The one business sector that is disappointed with the Site C decision is independent power producers (IPPs). Clean Energy BC and the Canadian Geothermal Energy Association had argued that B.C.’s future energy needs could be met with wind, run-of-river and geothermal power.
Clark said Site C and independent power are not mutually exclusive. She said 25% of B.C.’s power now comes from IPPs and that Site C will meet only 22% of the anticipated demand for additional power over the years, which means there are still opportunities for the clean energy sector.
Though disappointed with the decision, Paul Kariya, executive director for Clean Energy BC, agreed there will still be opportunities in B.C. for IPPs.
“I can’t foresee an option that does not include an opportunity for the clean energy sector going forward,” he said.
Providing a handful of legal challenges don’t hold it up, construction on the dam will start next summer, with a completion date of 2024. The project will employ 10,000 workers, averaging 800 per year over an eight-year period, peaking at 1,700 over a two-year period.
But should new LNG plants and associated pipeline projects proceed at the same time, it could strain Canada’s skilled labour pool.
According to a 2013 Grant Thornton employment impact study, if five LNG projects were to go ahead in B.C., it would create 39,400 full-time equivalent jobs annually over a nine-year construction period.
Geoff Hill, a partner and oil and gas leader for Deloitte, said Western Canada already has high labour costs and that multiple large projects being built at the same time in B.C. can’t help but put further strains on the skilled labour pool.
He added that skilled labour to fill engineering, project management and trades jobs is especially in short supply.
“Canada needs to continue to increase our training and development of our youth, as well as solve some of the immigration challenges that we might have as a country to get those skills.”
Susan Yurkovich, BC Hydro’s lead executive on Site C, said a dam is “really a large earth-moving operation” similar to an open-pit mine.
She said a downturn in mining may free up some workers. BC Hydro has also invested $1 million in skills and trades training at Northern Lights College.
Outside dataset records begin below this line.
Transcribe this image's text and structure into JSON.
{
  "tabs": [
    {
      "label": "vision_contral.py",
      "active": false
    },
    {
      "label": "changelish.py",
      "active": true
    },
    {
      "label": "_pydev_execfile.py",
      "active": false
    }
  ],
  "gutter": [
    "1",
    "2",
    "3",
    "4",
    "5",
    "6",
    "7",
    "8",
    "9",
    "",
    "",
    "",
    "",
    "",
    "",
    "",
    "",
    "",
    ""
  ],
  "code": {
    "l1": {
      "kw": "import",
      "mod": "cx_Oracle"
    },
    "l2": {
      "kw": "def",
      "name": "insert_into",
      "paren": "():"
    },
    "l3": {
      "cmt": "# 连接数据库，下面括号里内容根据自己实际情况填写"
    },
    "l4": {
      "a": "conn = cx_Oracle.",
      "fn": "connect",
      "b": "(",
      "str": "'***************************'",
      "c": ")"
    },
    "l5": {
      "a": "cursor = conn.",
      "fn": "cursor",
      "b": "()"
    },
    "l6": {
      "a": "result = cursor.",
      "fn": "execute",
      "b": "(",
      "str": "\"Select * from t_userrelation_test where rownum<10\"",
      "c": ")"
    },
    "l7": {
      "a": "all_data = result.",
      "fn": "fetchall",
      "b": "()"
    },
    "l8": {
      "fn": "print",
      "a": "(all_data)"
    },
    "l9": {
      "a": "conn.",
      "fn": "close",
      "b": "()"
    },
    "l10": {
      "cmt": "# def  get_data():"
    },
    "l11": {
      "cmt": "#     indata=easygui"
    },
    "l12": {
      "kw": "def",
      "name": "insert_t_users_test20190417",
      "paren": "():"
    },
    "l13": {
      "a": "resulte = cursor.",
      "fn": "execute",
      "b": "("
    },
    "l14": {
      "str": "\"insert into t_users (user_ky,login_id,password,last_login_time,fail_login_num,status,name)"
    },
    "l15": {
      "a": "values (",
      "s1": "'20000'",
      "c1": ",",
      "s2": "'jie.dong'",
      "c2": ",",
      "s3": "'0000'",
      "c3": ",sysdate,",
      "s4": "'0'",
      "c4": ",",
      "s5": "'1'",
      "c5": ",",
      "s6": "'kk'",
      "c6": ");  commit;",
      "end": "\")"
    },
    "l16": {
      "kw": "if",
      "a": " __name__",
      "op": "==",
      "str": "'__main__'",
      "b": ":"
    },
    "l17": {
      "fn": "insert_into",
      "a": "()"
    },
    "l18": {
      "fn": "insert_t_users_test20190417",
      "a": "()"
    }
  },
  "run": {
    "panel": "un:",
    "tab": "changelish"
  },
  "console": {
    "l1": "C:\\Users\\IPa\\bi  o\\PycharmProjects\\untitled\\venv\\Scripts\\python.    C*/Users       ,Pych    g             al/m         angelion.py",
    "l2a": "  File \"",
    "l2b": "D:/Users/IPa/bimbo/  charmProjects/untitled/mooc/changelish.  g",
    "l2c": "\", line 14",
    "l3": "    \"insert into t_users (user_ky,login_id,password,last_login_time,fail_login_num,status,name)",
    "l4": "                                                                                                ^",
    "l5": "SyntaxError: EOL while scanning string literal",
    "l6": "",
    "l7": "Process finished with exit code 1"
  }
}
BCBC CEO Greg D’Avignon agrees labour could be a challenge but points out that new major projects will start as others, like the Rio Tinto Alcan smelter expansion, are winding down, and that a slowdown in the Alberta oilfields may free up workers, many of whom are British Columbians who might welcome the chance to come home to B.C.
He added the B.C. government and BC Hydro have done a good job of providing skills and trades training and thinking about the timing and co-ordination of major projects.
Even so, B.C. is going to need foreign workers, he said, not only on the construction projects themselves but also in areas like food services in work camps, and that means the federal government is going to need to revisit the restrictions it has placed on the Temporary Foreign Worker Program.
“The federal government is going to have to review the unintended consequences of the temporary worker model,” he said. “The labour base in the north is just not big enough.